[[ Data for this task, beginning ]]
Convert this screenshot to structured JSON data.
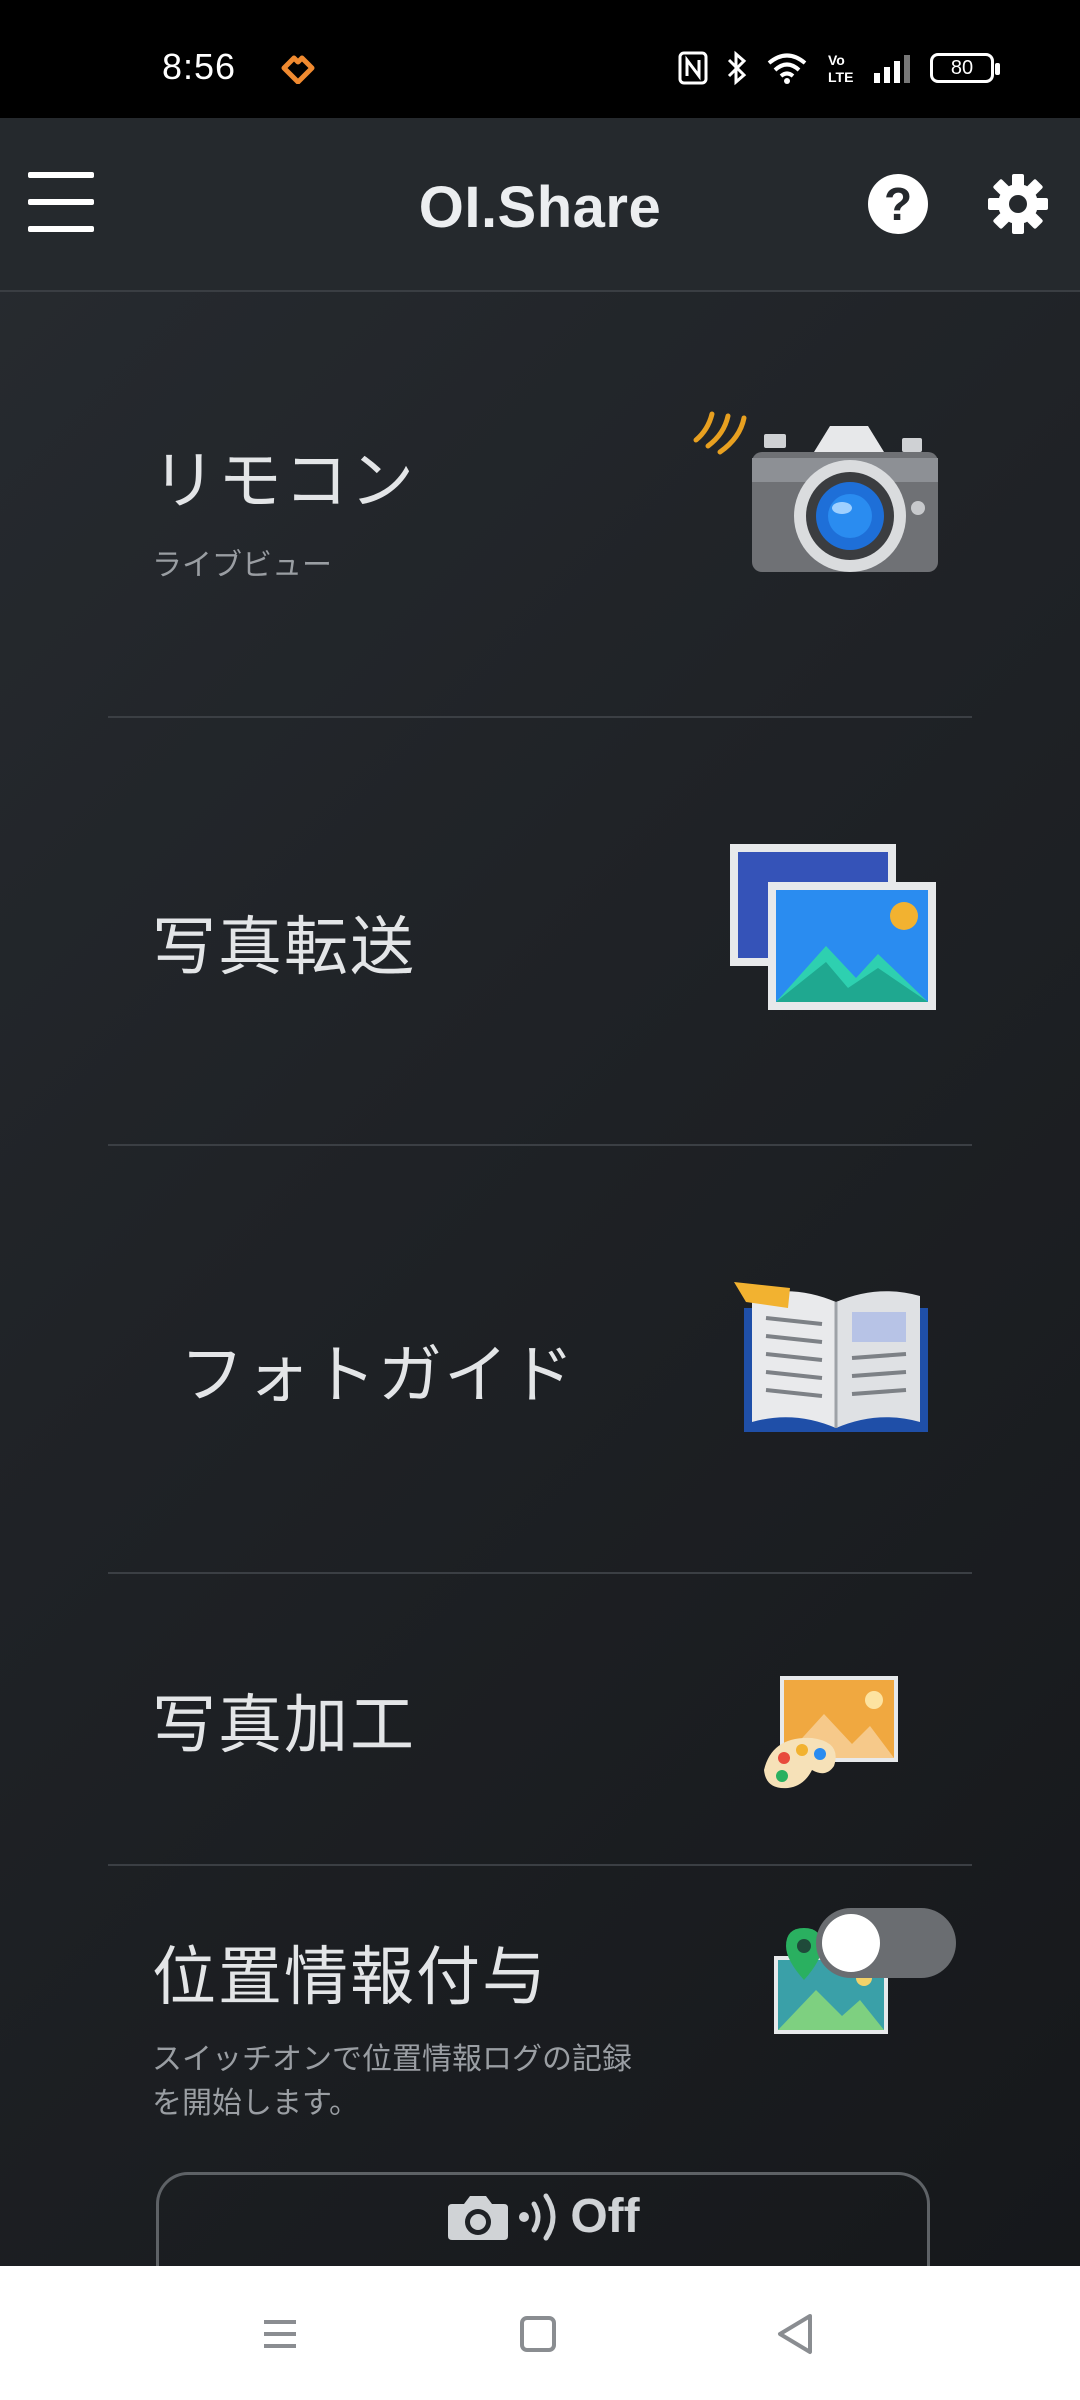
{
  "status_bar": {
    "time": "8:56",
    "battery": "80",
    "network_label": "Vo LTE"
  },
  "app_bar": {
    "title": "OI.Share"
  },
  "menu": {
    "remote": {
      "title": "リモコン",
      "subtitle": "ライブビュー"
    },
    "transfer": {
      "title": "写真転送"
    },
    "guide": {
      "title": "フォトガイド"
    },
    "edit": {
      "title": "写真加工"
    },
    "geotag": {
      "title": "位置情報付与",
      "subtitle_line1": "スイッチオンで位置情報ログの記録",
      "subtitle_line2": "を開始します。",
      "toggle_on": false
    }
  },
  "connection": {
    "status": "Off"
  },
  "colors": {
    "accent_blue": "#1e6fd8",
    "photo_blue": "#2a8cf0",
    "book_blue": "#1f4fa8",
    "orange": "#e89a3c",
    "toggle_off": "#6a6d71"
  }
}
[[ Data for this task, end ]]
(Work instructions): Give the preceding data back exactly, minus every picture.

(Your solution):
Convert this screenshot to structured JSON data.
{
  "status_bar": {
    "time": "8:56",
    "battery": "80",
    "network_label": "Vo LTE"
  },
  "app_bar": {
    "title": "OI.Share"
  },
  "menu": {
    "remote": {
      "title": "リモコン",
      "subtitle": "ライブビュー"
    },
    "transfer": {
      "title": "写真転送"
    },
    "guide": {
      "title": "フォトガイド"
    },
    "edit": {
      "title": "写真加工"
    },
    "geotag": {
      "title": "位置情報付与",
      "subtitle_line1": "スイッチオンで位置情報ログの記録",
      "subtitle_line2": "を開始します。",
      "toggle_on": false
    }
  },
  "connection": {
    "status": "Off"
  },
  "colors": {
    "accent_blue": "#1e6fd8",
    "photo_blue": "#2a8cf0",
    "book_blue": "#1f4fa8",
    "orange": "#e89a3c",
    "toggle_off": "#6a6d71"
  }
}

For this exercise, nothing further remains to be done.